Sunday, June 05, 2005

Nellie In the Dark

Nellie in the dark


When she went into the mine,
Nellie hoped of having—a view
Of the deepest place, but once
Down, our girl only saw up.


Rocks don’t matter, in the dark,
For looking. The beneath-your-
Feet has nothing to say. There
Is no down in the blind belly


Of the cave. And in your blind
Belly you’ll know it. The window
Is what matters. The thick light
Pouring, spilling like milk, down.


On Nellie’s face, a smile
Through the darkness, comforted.
Down is only a direction—
Where the up-light comes from.


Nellie, in her pinafore. Nellie,
In search of wonders. Nellie,
Groomed on godly and cleanly
And forever and this and that.


Sweet Little, in the hard belly
Of the earth. Has a window.
Dies with the perfect picture-
Frame. Buried. Alone.


It’s true! It is true that where dark
Is deepest, light is most light.
Deepest hole. Most radiant window.
Lucky Nellie fell, landed.

7 comments:

didi said...

Laurel -

I really like this poem.

d.

anders said...

Wow. It reminds me of the Ophelia death scene in Hamlet, floating down the river in her thick-with-water gown.

Jill said...

excellent poem. enough said.

David said...

i like it. i like it. i think Ms Emily would approve.

i don't know if this is kosher here, but wtf, i had a minor tweak or two to suggest, for the end.

Sweet Little, in the hard belly
Of the earth. Has a window.
Dies with the perfect picture-
Frame. Buried. Alone.

It’s true! It is true that where dark
Is deepest, light is most light.
Deepest hole. Most radiant window.
Lucky Nellie fell, landed in inside of it.


and i say that with the utmost respect for ambiguity, etc.

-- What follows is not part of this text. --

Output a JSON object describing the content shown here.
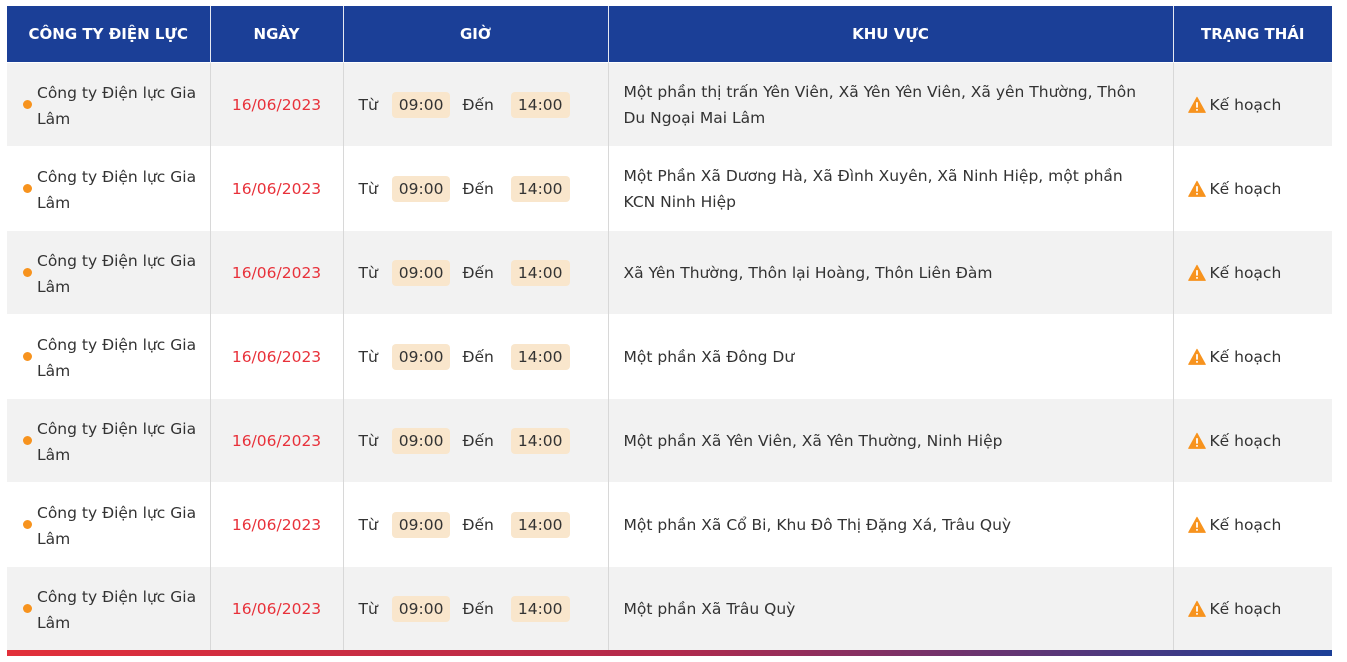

1. mainly because the tone does not anticipate the appearance of god (at least not so directly)
2. because i think the deepest light would be something different, almost-but-not-quite the same as the normal light we think of. by avoiding the repetition i think you get at that.

enjoyed reading this, my first exposure to your work. thanks!

--D

Laurel said...

Thank you for the comments!!!!!! This is much appreciated!

anders said...

You edit at Killing the Buddha? Wow. That is really cool.

"The tone that does not anticipate the appearance of god." Whoa. That's pretty heavy. I wonder, is the so-called orphic or vatic tone, for example, Sonnets to Orpheus, a tonality of the (impossible) approach of god?

Does the end of western metaphysics prefigure (postfigure?) Buddhism?

These questions are probably too large to ask. I must go to sleep in my confusion.

Pris said...

I just plain love it! It sings.